_Provided entries_:
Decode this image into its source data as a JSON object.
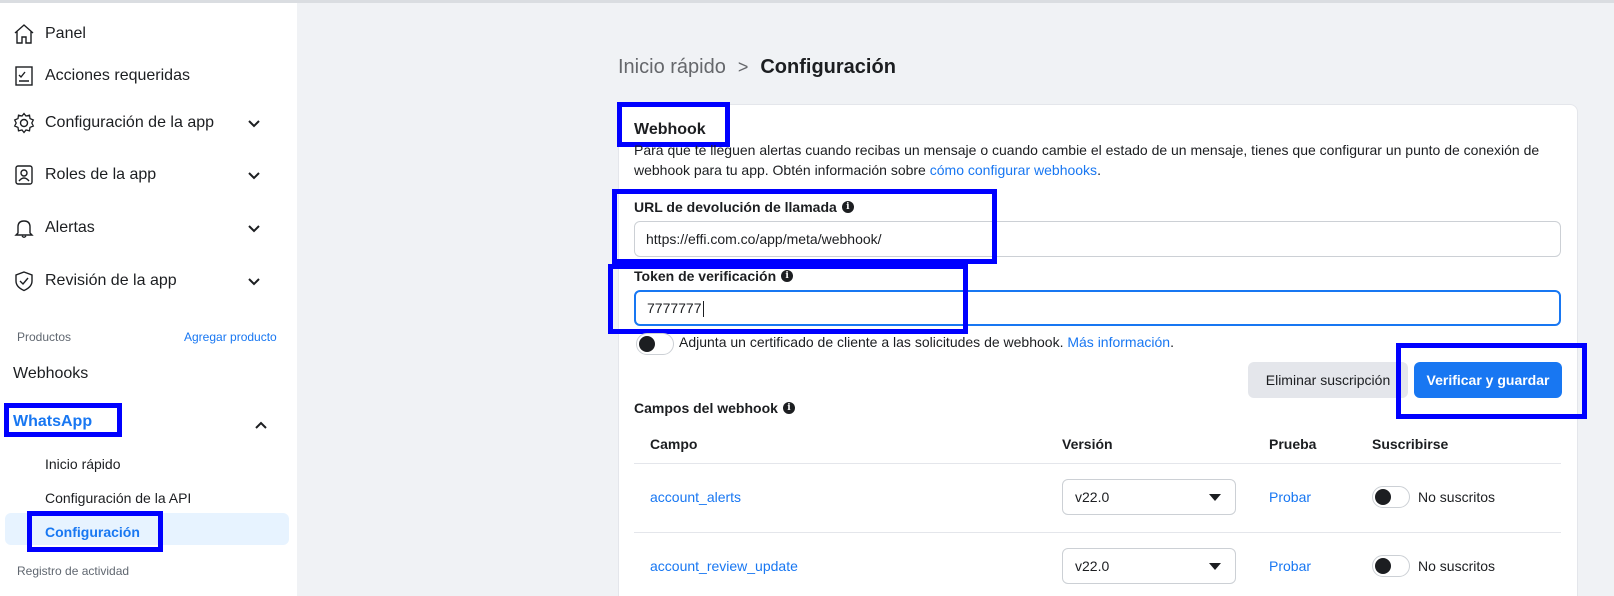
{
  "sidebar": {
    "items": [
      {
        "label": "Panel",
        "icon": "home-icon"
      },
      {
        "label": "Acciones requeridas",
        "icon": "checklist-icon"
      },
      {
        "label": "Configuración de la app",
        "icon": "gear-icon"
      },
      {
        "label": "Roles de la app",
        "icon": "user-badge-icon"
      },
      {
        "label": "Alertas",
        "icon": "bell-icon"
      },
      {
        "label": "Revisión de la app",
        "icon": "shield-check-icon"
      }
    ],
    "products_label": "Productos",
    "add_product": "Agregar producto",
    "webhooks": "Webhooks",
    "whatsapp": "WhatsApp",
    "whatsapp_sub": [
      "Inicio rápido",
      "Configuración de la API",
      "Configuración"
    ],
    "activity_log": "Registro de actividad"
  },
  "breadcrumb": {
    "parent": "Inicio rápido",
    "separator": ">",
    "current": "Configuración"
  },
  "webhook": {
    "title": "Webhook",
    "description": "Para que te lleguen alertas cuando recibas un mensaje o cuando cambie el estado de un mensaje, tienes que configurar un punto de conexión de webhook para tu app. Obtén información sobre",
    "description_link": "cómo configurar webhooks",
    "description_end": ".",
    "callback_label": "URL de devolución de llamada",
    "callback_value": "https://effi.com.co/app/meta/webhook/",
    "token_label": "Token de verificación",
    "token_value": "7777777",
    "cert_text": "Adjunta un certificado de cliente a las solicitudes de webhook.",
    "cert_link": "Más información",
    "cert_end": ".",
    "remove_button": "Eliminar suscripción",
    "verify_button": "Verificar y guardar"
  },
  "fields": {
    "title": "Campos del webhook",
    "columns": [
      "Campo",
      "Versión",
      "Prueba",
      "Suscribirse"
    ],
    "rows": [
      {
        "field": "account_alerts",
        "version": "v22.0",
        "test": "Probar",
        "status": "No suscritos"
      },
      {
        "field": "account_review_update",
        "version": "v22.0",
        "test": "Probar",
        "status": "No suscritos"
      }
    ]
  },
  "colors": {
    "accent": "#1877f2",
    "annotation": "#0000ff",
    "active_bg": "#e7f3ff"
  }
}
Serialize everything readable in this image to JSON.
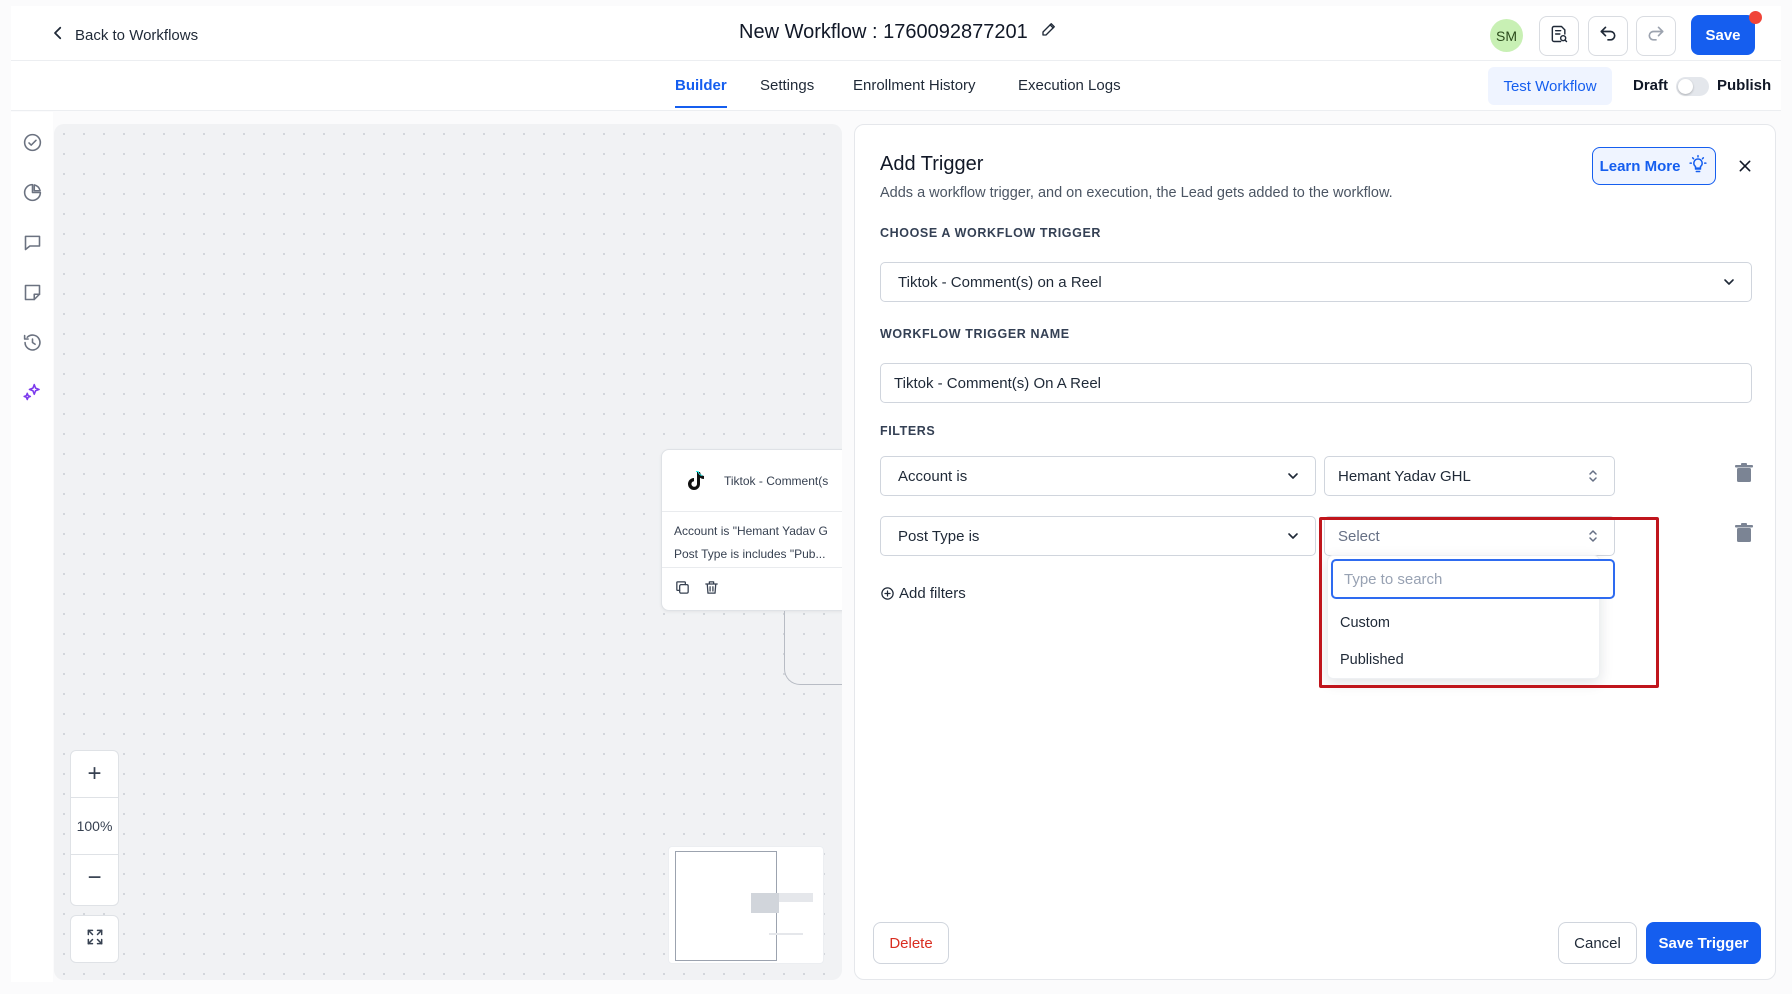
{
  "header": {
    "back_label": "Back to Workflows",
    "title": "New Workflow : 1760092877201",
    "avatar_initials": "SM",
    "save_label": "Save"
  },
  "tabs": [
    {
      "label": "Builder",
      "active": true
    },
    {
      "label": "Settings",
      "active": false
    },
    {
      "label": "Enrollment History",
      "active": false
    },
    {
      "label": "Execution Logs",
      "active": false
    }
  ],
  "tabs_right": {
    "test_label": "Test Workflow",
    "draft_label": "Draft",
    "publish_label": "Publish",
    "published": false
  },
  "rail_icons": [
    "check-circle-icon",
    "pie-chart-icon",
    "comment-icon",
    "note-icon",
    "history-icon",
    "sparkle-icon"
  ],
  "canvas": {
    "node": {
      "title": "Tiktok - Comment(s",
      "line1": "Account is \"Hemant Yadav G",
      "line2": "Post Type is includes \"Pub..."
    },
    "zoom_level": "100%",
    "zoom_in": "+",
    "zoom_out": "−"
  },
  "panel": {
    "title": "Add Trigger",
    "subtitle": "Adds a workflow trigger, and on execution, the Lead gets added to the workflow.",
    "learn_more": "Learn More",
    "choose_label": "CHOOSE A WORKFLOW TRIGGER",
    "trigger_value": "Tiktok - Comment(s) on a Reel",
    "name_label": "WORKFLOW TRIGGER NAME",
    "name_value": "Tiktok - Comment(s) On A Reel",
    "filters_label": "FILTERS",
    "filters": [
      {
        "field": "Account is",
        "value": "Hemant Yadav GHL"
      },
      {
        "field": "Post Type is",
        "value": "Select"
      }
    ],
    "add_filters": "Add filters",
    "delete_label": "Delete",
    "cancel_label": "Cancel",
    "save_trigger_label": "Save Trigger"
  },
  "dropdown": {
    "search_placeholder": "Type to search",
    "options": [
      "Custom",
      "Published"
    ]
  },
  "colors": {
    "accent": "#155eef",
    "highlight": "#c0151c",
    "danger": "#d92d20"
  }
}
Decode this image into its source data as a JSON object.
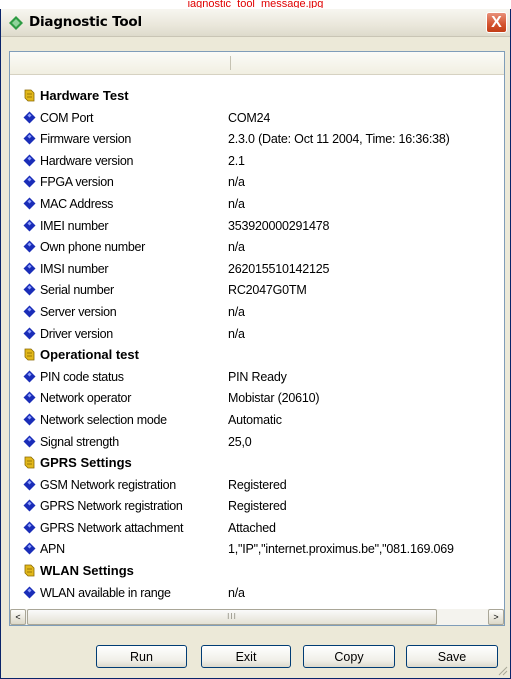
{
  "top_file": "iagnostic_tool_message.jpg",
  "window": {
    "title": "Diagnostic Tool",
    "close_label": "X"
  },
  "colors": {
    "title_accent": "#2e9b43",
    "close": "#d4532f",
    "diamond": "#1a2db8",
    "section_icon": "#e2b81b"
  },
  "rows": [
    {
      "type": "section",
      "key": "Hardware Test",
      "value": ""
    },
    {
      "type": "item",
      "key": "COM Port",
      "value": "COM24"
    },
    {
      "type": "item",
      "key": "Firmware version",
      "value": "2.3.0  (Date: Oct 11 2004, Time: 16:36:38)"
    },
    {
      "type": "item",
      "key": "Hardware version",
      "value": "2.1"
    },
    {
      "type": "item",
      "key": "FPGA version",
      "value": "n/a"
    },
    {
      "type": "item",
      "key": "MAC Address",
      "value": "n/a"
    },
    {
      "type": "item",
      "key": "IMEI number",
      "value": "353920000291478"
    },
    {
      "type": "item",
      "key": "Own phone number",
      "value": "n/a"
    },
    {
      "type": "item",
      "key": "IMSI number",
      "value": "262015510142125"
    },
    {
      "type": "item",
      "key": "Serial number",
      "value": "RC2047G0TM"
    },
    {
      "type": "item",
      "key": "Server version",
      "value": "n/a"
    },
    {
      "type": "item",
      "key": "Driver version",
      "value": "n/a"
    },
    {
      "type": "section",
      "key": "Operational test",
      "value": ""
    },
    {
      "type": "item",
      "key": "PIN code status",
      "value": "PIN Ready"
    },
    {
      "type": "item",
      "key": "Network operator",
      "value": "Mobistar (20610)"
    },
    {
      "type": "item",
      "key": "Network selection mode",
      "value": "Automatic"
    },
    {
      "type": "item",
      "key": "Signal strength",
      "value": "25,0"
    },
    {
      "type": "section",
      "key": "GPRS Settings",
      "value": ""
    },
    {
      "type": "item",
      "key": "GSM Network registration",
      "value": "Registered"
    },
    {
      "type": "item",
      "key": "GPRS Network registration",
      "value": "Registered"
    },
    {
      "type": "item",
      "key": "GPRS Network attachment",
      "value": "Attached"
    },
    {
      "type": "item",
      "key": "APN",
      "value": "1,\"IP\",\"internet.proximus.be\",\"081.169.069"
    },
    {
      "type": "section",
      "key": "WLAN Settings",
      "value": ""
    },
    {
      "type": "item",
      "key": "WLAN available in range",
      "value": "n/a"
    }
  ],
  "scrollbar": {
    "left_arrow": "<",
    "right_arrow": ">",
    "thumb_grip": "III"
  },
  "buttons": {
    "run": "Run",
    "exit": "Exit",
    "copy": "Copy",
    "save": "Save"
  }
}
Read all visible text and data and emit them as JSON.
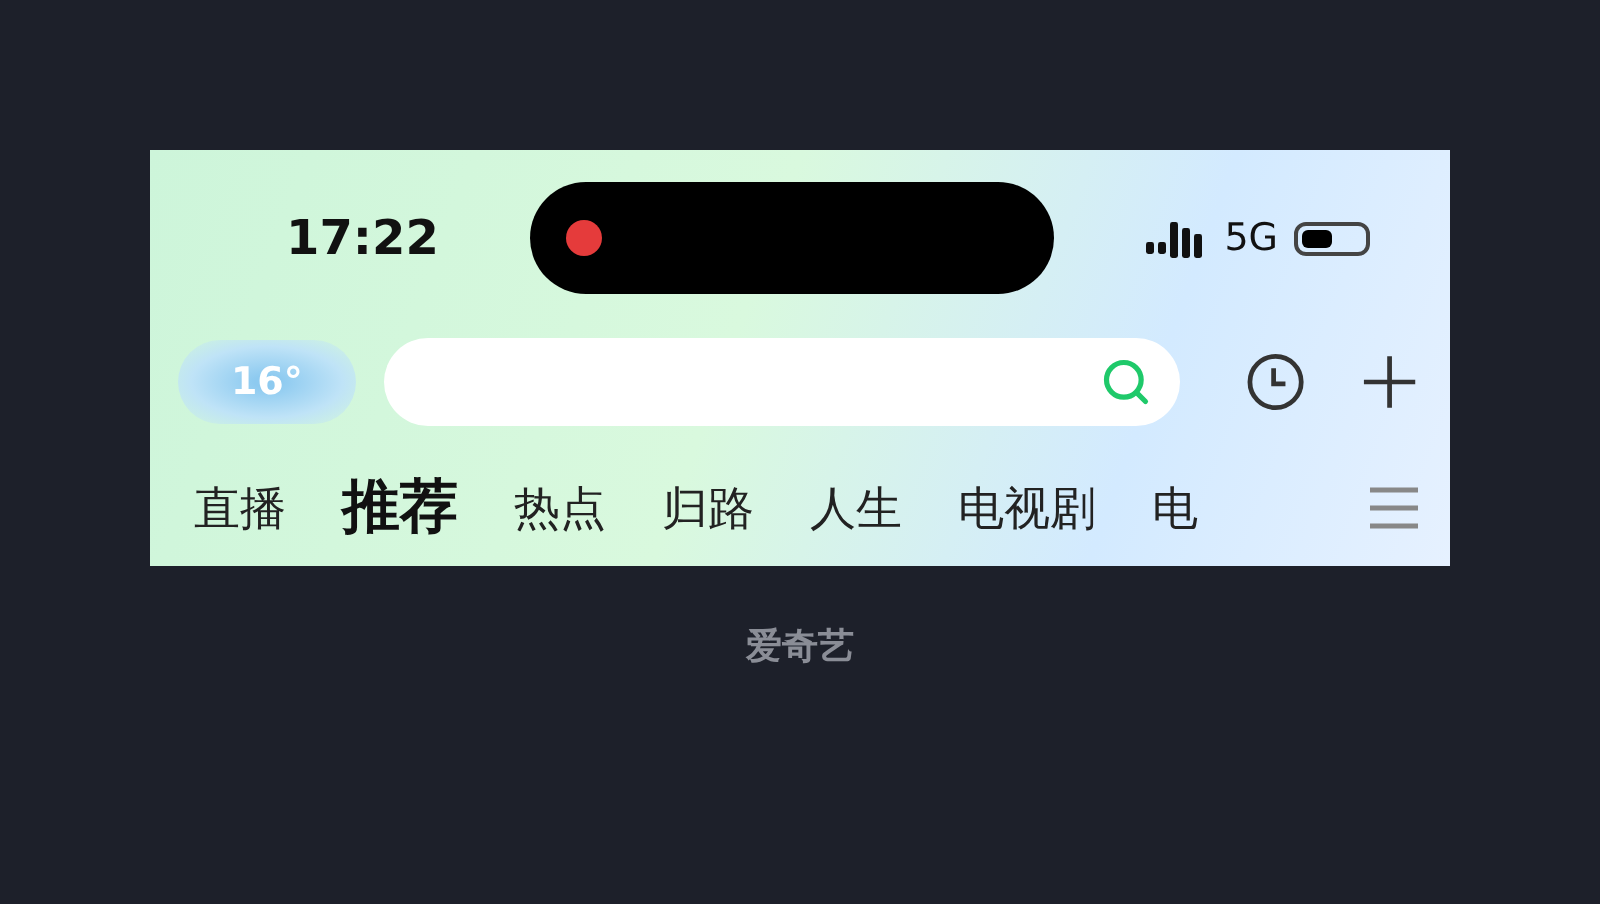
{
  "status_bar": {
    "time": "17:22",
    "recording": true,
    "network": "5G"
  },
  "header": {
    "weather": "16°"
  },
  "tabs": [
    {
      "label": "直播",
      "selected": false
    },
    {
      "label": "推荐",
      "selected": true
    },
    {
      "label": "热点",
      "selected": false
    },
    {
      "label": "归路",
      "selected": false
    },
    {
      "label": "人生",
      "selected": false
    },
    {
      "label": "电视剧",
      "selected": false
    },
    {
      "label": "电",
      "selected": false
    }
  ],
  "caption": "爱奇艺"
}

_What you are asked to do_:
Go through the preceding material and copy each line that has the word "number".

_Finished task_:
      "key": "IMEI number",
      "key": "Own phone number",
      "key": "IMSI number",
      "key": "Serial number",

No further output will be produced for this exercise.